◆ PROBLEM DESCRIPTION
Exactly how many lines in this data contain the word "best"? Only the number should be given.

..........

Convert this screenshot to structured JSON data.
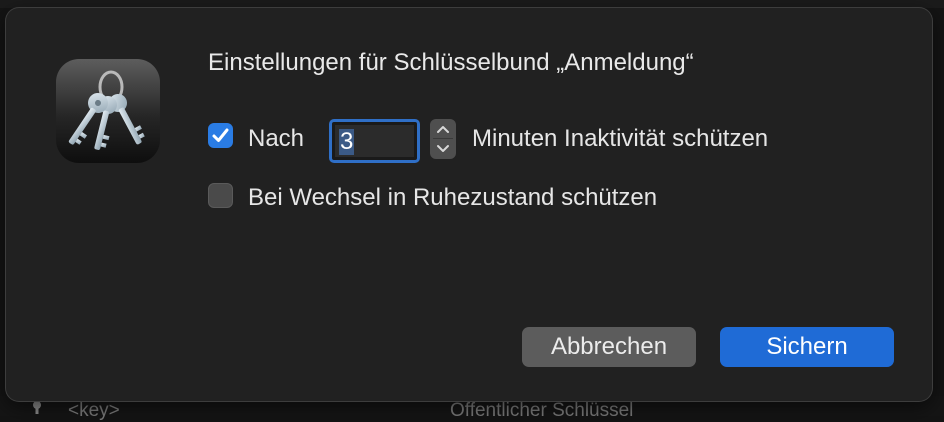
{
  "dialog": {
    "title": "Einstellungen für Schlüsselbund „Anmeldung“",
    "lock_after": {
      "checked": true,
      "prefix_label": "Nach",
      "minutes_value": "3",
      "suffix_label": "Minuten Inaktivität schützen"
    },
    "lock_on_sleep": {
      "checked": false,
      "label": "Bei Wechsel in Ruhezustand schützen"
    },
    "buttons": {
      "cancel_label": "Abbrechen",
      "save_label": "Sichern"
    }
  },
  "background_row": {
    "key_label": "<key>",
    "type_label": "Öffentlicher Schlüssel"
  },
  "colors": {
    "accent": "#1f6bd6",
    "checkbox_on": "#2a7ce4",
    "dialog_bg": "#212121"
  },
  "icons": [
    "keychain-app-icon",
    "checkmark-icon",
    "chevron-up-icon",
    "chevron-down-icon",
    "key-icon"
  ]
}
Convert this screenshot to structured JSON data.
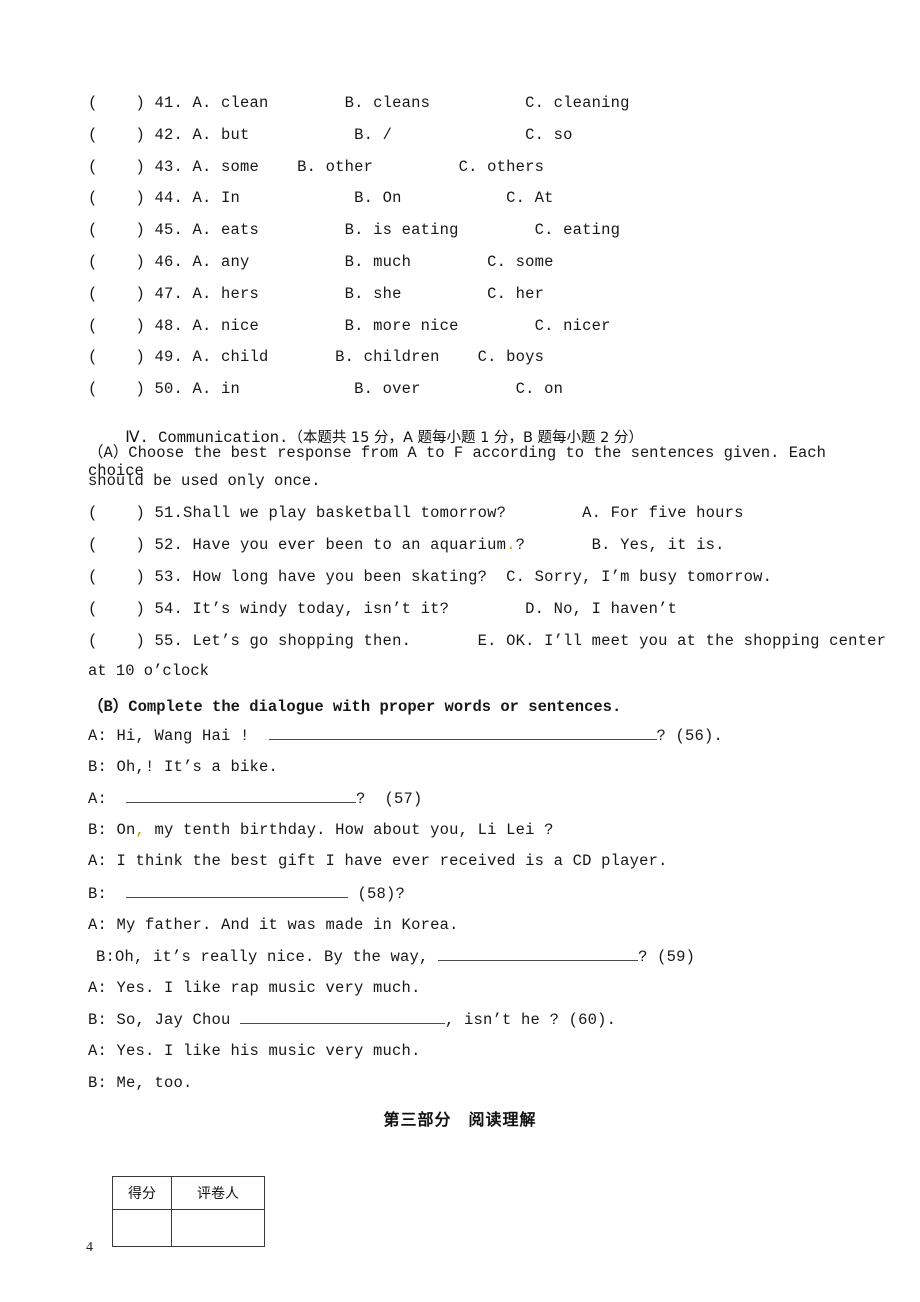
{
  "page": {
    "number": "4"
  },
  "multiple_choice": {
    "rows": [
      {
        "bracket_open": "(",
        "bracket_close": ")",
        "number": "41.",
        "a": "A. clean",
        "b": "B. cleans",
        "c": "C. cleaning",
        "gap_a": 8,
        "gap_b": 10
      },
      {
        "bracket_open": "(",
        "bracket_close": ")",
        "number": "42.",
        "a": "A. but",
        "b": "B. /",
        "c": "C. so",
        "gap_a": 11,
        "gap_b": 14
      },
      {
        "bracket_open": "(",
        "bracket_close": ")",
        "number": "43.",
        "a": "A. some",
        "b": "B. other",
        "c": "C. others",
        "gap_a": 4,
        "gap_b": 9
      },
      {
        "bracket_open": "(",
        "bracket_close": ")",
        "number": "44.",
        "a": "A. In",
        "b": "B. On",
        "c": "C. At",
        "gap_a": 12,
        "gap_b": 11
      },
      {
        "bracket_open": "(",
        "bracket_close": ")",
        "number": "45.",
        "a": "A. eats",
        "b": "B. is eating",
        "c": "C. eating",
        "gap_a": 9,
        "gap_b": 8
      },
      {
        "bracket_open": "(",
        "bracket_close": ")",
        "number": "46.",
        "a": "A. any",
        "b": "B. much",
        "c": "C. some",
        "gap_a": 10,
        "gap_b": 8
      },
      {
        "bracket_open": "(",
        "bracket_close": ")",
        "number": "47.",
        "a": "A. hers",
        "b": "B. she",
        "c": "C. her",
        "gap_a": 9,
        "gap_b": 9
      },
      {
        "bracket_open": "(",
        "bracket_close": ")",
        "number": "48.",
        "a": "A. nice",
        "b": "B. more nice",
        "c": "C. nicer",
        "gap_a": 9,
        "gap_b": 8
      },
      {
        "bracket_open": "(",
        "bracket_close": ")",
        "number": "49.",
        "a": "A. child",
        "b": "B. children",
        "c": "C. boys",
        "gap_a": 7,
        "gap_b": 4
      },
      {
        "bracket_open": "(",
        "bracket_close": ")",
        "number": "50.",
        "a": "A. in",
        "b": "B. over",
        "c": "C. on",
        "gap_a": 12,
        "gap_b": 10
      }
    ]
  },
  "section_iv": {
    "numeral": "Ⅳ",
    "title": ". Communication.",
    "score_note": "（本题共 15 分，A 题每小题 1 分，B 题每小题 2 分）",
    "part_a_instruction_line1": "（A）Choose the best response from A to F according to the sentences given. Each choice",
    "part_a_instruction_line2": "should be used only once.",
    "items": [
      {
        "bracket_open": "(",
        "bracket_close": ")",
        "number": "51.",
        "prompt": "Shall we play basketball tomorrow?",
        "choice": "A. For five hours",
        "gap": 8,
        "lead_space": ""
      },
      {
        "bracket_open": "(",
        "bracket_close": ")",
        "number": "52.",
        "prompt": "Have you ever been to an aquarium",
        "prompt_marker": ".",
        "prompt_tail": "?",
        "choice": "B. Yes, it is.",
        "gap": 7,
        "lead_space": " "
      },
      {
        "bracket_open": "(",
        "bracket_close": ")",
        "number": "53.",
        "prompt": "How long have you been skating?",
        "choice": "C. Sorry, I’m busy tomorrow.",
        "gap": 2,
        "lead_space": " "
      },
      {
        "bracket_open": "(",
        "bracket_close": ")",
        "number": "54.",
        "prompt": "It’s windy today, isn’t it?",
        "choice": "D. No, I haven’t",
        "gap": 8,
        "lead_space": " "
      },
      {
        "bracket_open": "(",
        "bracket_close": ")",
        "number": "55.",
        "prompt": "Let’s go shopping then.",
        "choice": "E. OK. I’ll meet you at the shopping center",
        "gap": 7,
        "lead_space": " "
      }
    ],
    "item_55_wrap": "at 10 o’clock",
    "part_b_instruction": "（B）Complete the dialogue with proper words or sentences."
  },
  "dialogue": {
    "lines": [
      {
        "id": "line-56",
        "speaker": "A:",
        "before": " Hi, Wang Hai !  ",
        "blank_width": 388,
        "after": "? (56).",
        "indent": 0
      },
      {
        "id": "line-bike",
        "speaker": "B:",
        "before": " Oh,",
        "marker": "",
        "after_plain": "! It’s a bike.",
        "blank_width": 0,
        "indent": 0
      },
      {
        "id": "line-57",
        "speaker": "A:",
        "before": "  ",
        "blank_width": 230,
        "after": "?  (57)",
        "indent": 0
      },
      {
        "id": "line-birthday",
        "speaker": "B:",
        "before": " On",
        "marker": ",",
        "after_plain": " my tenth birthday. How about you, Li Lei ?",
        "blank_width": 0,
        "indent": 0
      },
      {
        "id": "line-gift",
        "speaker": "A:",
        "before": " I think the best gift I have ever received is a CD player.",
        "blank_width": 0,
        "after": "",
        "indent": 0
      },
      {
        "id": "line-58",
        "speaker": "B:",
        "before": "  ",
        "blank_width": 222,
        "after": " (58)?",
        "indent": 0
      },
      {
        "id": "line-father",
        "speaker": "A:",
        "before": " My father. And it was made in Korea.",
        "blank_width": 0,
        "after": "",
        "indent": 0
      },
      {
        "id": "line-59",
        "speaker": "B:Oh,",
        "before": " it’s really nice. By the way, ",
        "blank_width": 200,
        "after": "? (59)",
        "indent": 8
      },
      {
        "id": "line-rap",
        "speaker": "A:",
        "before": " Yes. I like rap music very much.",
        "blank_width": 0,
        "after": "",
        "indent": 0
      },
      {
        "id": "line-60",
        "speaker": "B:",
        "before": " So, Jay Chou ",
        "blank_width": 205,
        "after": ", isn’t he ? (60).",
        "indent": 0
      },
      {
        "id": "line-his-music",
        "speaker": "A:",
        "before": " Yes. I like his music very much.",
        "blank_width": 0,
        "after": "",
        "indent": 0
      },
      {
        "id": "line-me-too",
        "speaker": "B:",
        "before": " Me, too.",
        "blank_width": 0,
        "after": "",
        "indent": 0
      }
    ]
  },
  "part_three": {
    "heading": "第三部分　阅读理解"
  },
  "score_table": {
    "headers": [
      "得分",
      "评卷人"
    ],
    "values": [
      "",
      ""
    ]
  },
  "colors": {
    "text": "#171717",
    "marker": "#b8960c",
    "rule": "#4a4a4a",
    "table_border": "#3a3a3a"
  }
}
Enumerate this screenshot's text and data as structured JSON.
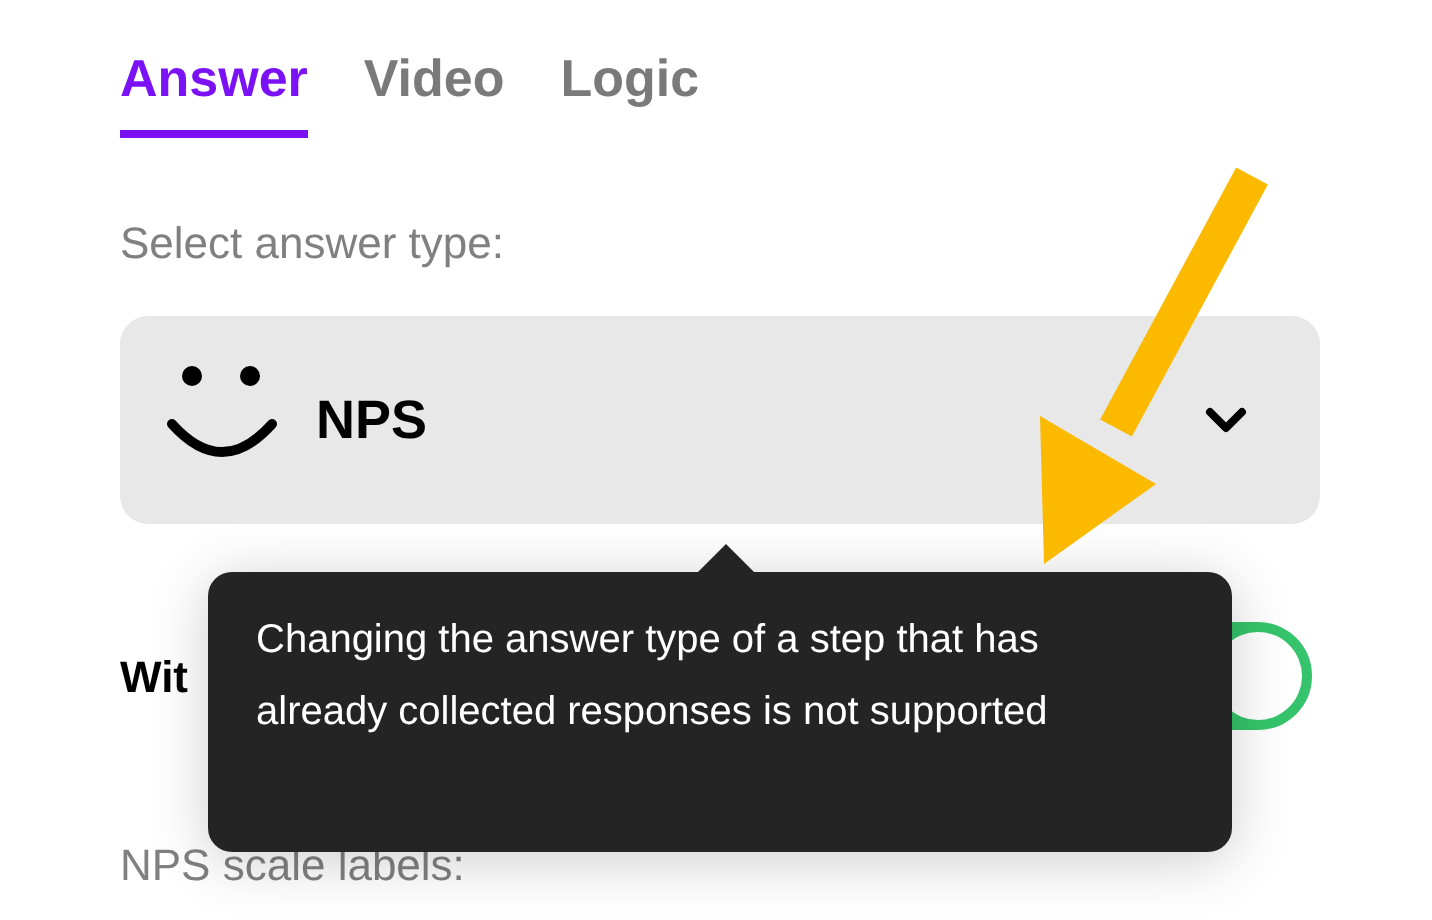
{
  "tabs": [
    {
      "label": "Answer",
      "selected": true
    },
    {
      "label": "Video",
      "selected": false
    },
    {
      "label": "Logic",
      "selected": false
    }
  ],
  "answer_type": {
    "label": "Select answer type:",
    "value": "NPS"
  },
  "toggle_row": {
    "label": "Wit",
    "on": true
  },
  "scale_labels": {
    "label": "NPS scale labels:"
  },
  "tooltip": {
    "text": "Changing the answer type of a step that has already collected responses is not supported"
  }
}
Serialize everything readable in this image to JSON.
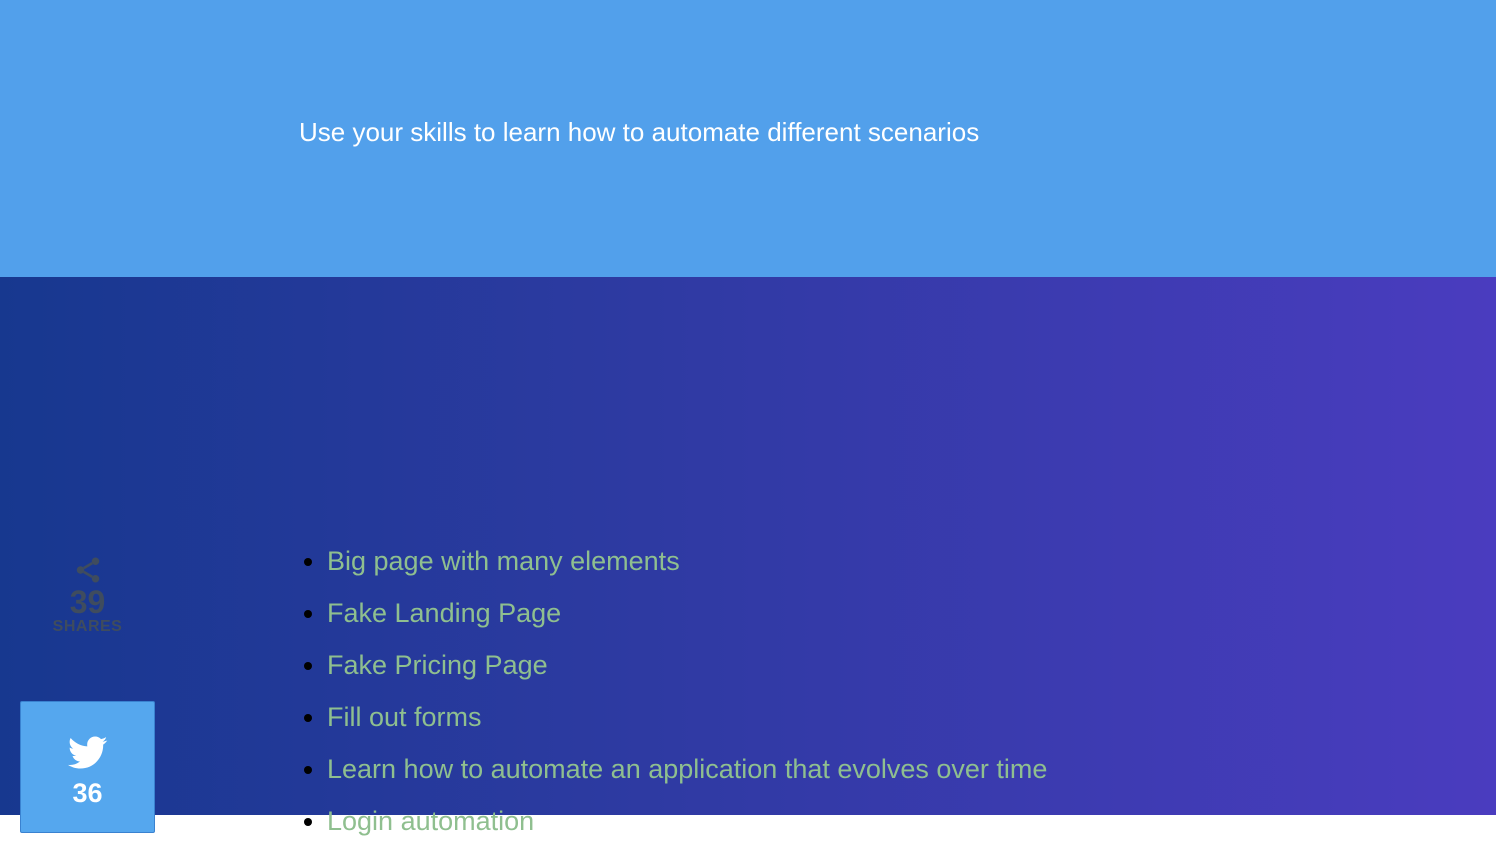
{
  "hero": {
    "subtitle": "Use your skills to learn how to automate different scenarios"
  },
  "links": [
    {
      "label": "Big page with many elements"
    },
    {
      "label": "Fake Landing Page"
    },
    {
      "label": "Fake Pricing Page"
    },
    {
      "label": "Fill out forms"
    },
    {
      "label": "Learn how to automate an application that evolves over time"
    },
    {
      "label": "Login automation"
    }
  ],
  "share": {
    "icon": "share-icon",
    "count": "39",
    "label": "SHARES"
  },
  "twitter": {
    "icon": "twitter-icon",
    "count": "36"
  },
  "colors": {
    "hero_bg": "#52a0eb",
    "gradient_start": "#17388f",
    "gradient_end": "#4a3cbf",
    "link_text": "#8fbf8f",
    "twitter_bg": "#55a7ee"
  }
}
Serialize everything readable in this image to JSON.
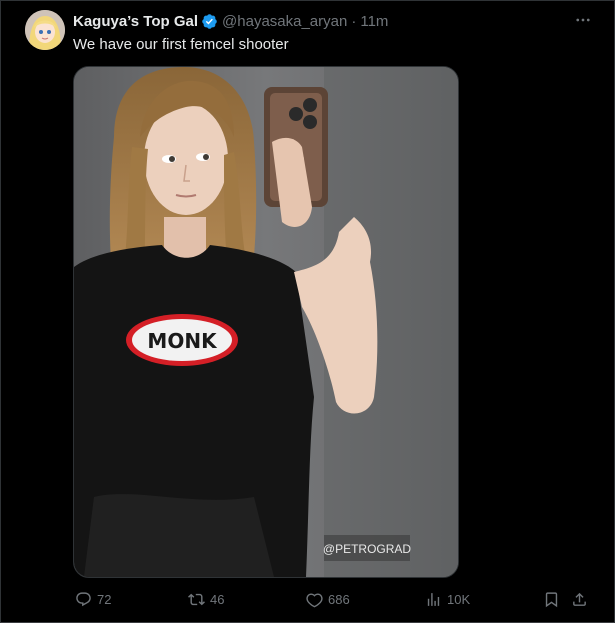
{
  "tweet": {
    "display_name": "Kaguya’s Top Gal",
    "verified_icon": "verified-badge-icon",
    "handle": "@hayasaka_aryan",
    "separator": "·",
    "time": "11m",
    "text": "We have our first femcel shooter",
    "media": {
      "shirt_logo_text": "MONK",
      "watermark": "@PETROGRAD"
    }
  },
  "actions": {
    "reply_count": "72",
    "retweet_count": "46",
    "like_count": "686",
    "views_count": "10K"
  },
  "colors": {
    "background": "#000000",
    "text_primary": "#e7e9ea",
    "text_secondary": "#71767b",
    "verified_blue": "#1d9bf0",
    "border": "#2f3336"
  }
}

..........

◆ TASK RESULT
2